A new face is serving up coffee as a Starbucks barista in the Hyatt Place Boca Raton in Florida. It's the latest promotion for Angie Diaz in her 8 months in hospitality.
Diaz moved from Colombia, so she had been learning a new language while also finding a job. She's deaf, which made the transition that much more complicated, learning the signed and written words of her new community.
The Bureau of Labor Statistics reports only about 19% of people with disabilities are employed in the United States, far less than the general population.
"In the past, I really had a lot of struggles and I really had to open myself up to opportunities," Diaz signed.
Diaz went through the Disability Services Hospitality Training Program with CareerSource in Palm Beach County. She learned hospitality skills while being given fair access to an interpreter in class. When she was first hired at the hotel, she was provided an interpreter for her training there.
"My team members, when they found out I was deaf, they didn't really know how to handle it. They thought maybe it would be really hard to communicate," she signed.
General Manager Sharon Ballard said Diaz quickly helped the coworkers adjust.
"She's no different from anyone else, it's just the few alterations we have to communicate with her," Ballard said.
Ballard said Diaz gave such excellent customer service, she was promoted to the position of a Starbucks Barista.
"So she's working a bit one-on-one with the guests, and then hopefully we'll be able to get her at the front desk as well. To just move her up in her career," Ballard said.
Hyatt Place Boca Raton has provided a machine that allows Diaz and other employees to basically "text" back and forth quickly on two computers facing each other. Diaz, however, suggests there are many ways to communicate, even if a person hasn't learned sign language yet, including using gestures and facial expressions.
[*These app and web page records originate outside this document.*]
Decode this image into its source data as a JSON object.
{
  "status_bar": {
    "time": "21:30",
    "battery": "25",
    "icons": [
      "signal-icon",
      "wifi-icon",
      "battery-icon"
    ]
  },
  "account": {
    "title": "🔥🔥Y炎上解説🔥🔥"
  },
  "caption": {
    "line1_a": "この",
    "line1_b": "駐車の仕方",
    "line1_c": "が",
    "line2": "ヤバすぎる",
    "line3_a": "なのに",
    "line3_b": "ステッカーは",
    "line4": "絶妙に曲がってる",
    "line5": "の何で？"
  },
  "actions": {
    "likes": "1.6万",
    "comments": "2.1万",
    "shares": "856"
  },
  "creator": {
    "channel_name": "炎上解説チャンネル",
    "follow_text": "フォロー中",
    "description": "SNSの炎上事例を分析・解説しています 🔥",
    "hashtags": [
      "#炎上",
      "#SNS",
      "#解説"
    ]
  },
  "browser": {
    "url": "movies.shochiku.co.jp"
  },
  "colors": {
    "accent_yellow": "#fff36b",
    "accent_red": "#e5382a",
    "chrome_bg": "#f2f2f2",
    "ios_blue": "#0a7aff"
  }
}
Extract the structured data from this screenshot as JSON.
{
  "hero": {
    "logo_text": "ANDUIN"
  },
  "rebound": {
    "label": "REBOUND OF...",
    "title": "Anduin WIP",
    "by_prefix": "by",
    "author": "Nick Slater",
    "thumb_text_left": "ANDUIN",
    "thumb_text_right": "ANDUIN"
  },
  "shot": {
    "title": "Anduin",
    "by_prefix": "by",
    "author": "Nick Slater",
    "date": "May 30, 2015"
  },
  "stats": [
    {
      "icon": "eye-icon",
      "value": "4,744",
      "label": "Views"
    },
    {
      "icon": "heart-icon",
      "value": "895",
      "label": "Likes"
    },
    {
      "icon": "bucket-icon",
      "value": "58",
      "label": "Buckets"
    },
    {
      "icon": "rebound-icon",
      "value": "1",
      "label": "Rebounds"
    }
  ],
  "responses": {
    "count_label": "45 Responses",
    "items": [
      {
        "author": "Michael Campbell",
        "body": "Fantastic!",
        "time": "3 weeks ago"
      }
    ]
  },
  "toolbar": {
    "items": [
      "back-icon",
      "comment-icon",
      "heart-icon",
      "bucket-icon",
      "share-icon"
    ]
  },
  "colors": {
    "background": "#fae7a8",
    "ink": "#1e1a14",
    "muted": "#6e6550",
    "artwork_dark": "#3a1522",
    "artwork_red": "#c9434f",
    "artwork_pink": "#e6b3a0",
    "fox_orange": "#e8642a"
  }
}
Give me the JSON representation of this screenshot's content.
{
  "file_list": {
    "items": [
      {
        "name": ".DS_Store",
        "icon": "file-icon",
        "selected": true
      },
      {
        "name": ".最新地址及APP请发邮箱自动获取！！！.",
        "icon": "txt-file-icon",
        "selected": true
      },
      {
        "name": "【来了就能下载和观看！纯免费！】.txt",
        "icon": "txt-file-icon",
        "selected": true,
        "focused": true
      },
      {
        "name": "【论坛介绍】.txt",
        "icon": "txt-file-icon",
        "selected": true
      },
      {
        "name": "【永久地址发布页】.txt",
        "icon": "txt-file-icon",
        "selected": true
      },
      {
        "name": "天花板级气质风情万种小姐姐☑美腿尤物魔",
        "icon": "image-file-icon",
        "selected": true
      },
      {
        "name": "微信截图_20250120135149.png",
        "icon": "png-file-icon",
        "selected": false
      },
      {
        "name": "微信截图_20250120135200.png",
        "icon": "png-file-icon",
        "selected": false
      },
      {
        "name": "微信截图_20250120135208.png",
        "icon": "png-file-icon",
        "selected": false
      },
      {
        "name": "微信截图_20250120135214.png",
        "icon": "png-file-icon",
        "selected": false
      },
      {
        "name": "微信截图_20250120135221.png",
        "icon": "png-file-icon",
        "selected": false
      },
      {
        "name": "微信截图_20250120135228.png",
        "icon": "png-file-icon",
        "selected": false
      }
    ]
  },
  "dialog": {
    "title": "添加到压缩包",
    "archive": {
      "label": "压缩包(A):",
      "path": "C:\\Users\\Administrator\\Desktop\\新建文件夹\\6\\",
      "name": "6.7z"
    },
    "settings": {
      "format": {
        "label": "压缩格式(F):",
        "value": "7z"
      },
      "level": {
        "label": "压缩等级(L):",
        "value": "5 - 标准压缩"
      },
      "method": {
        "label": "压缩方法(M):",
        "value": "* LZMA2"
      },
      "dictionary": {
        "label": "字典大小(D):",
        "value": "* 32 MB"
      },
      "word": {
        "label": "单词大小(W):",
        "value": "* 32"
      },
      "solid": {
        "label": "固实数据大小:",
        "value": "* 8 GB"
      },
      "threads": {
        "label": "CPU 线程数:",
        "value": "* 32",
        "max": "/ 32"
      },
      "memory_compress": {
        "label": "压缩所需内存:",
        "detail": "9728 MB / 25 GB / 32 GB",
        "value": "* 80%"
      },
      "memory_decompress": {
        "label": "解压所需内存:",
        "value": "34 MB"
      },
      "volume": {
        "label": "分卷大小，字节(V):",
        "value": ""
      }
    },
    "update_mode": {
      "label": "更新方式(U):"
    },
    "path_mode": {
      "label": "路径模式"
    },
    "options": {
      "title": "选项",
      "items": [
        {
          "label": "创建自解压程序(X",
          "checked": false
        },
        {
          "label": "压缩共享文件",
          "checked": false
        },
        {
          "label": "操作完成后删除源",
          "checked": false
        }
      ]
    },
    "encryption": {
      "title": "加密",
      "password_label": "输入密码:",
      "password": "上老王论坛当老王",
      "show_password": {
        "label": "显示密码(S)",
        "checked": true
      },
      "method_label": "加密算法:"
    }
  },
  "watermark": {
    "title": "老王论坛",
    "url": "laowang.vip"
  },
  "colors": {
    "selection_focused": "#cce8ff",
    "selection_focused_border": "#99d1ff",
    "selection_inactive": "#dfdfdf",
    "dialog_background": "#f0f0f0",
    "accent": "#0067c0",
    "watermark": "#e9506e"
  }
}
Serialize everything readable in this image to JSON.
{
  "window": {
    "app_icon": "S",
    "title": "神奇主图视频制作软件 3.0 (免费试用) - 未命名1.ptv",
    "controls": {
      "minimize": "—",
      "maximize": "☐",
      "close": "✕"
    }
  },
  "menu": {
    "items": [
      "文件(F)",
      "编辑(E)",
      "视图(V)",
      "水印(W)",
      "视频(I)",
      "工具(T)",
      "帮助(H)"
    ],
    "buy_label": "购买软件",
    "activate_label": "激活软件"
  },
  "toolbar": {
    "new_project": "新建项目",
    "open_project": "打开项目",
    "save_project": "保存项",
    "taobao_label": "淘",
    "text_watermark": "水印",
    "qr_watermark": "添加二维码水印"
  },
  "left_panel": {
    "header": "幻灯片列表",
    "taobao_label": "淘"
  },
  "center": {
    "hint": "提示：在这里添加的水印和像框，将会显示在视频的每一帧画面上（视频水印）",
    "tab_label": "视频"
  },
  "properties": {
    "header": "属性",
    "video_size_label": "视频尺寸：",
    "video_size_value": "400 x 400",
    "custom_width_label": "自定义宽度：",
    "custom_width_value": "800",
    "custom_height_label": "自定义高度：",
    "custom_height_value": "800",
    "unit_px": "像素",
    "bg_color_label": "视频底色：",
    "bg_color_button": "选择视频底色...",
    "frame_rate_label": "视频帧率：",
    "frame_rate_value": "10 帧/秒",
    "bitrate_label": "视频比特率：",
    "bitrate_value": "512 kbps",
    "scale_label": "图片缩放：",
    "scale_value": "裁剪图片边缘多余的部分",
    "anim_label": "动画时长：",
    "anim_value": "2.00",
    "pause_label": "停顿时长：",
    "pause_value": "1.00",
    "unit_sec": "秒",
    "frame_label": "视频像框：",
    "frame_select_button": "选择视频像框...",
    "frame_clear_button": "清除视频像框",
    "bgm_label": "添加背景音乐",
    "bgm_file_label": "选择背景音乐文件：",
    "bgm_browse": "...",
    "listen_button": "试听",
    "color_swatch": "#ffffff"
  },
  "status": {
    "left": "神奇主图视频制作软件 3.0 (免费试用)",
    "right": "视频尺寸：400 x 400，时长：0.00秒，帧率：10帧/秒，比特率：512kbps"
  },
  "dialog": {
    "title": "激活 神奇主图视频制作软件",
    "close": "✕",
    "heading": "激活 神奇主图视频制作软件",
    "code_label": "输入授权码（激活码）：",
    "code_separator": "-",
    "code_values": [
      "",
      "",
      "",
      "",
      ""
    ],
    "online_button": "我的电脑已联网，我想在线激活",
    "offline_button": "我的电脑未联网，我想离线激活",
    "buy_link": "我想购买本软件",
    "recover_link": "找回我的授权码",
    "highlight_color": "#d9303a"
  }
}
"I have a really go-getter personality, and I showed them that we can find ways to communicate," she explained.
Diaz is a model of success. Four other associates who are deaf have been hired in Hyatt hotels in the area, all from the CareerSource program.
"All of this collectively has helped me become who I am. And I feel like I have really established myself as a deaf community member here. And I continue to learn and I feel so proud about that," Diaz explained.
The CareerSource Hospitality Training Program application is reopening again October 14. The program helps people with disabilities research and apply for jobs. Job applicants who are deaf, hard-of-hearing and visually impaired are given services to communicate with businesses. CareerSource also arranges for a sign-language interpreter for in-house interviews or assists with the paperwork needed during a job search.
"Coming to work, I feel so proud, I love coming to such a beautiful establishment, first of all, and being in a position where I'm doing customer service. I never thought I'd do something like this. And me being the only deaf individual here it shows that we can find a way to communicate, and all of my bosses and all of the different leadership here are so supportive, which makes this such a wonderful opportunity," Diaz explained.
This article was written by Ashleigh Walters for WPTV .